An official website of the United States government.

The .gov means it’s official.
Federal government websites always use a .gov or .mil domain. Before sharing sensitive information online, make sure you’re on a .gov or .mil site by inspecting your browser’s address (or “location”) bar.

This site is also protected by an SSL (Secure Sockets Layer) certificate that’s been signed by the U.S. government. The https:// means all transmitted data is encrypted — in other words, any information or browsing history that you provide is transmitted securely.

Home / Invasive Species Resources

Invasive Species Resources

Provides access to all site resources (alphabetically), with the option to search by species common and scientific names. Resources can be filtered by Subject, Resource Type, Location, or Source.

Displaying 1 to 20 of 175

Search Help
University of Georgia. Bugwood Network.
University of Georgia. Center for Invasive Species and Ecosystem Health.
Provides comprehensive information on cogongrass in Georgia along with links to other southeastern state efforts on cogongrass. To date, Alabama, Florida, Georgia, Louisiana, Mississippi, South Carolina and Texas have on-going research, education and/or control programs that are supported by university, state and federal agency cooperators.

Vermont Invasives.

An emerald ash borer (EAB) beetle was detected in a tree located in Londonderry, VT. The mapped area in Vermont (PDF | 1.25 MB) to which "Slow-the-Spread" recommendations apply now covers:

  • All of Londonderry, Windham, and Landgrove;
  • Most of Jamaica, Winhall, Peru, Weston, Andover and Grafton; and
  • Extends into Chester, Townshend, Stratton, Athens, Mount Tabor, and Wardsboro.

October means that non-flight season Recommendations to Slow the Spread of Emerald Ash Borer are now in effect when moving ash from the infested area. With the heating season underway, and firewood deliveries actively occurring, it’s important to remember that untreated ash firewood should never move out of infested areas. Be sure that your purchase or transportation of both log length and split firewood will not unnecessarily spread EAB. There’s a lot of spread to slow: While the infested area map shows that high-risk areas for EAB include many towns, visibly infested trees still remain rare in Vermont. You can help by following the "Slow-the-Spread" recommendations.
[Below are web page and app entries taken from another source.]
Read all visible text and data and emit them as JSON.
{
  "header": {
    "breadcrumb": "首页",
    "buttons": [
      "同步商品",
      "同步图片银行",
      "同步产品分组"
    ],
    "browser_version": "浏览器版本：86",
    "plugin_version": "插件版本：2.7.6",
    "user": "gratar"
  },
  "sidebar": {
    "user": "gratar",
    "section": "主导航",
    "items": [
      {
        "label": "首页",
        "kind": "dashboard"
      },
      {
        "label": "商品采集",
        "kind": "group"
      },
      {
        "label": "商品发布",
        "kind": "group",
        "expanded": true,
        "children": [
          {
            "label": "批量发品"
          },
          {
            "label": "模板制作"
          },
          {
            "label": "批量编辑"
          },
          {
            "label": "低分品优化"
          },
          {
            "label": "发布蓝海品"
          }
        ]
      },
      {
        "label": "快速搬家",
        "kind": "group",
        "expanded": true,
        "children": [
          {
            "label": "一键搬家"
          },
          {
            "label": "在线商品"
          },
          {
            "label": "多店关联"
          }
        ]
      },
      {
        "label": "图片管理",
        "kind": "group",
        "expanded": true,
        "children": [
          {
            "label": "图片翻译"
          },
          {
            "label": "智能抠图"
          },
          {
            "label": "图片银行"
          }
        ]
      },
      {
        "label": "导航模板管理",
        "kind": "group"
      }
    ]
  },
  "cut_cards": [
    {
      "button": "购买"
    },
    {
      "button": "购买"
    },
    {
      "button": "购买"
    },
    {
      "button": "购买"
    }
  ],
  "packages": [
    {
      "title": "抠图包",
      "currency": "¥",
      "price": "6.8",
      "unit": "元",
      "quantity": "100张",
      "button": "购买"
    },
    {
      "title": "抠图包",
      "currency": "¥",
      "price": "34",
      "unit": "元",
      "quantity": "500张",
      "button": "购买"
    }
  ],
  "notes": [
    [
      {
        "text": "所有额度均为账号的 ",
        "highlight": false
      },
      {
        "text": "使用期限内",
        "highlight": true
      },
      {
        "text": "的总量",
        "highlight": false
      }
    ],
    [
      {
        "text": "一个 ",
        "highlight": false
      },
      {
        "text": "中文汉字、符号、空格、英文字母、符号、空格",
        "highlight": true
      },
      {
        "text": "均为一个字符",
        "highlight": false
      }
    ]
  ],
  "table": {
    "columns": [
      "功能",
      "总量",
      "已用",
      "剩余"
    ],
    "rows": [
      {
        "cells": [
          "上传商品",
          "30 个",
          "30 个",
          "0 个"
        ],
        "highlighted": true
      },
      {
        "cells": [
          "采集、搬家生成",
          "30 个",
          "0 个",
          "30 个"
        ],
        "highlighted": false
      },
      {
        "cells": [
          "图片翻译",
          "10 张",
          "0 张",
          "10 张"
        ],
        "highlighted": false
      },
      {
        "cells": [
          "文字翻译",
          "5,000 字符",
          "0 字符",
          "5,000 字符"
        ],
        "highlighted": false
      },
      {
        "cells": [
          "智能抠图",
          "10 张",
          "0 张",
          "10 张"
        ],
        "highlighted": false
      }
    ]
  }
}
Barataria-Terrebonne National Estuary Program.
TexasInvasives.org.
The Invaders of Texas Program is an innovative campaign whereby volunteer "citizen scientists" are trained to detect the arrival and dispersal of invasive species in their own local areas. That information is delivered into a statewide mapping database and to those who can do something about it. The premise is simple. The more trained eyes watching for invasive species, the better our chances of lessening or avoiding damage to our native landscape.

Lake Champlain Basin Program.

TexasInvasives.org.

Zebra mussels are a small, destructive invasive species that can spread across Texas by hitching a ride on boats and trailers. Zebra mussels can cause tremendous environmental and economic damage - hurting aquatic life, damaging your boat, hindering water recreation and even threatening your water supply. In the state's ongoing effort to combat the spread of invasive zebra mussels, new rules effective July 1, 2014 require that all boats operating on public fresh water anywhere in Texas be drained after use.

Texas State University System.
Barataria Terrebonne National Estuary Program.
University of Kentucky. College of Agriculture.
University of Georgia. Center for Invasive Species and Ecosystem Health; Megacopta Working Group.
Tulane and Xavier Universities. Center for Bioenvironmental Research.
Texas Citrus Pest and Disease Management Corporation.
Texas Citrus Pest and Disease Management Corporation.
Texas Citrus Pest and Disease Management Corporation.
Southeastern Wisconsin Invasive Species Consortium.
TexasInvasives.org.
Tell your friends and family about invasive species! Share videos, brochures, photos and other materials. Texas is a big state, and we can't get the word out to everyone without your help. You can either fill out the form to order them, or you can download versions from this website.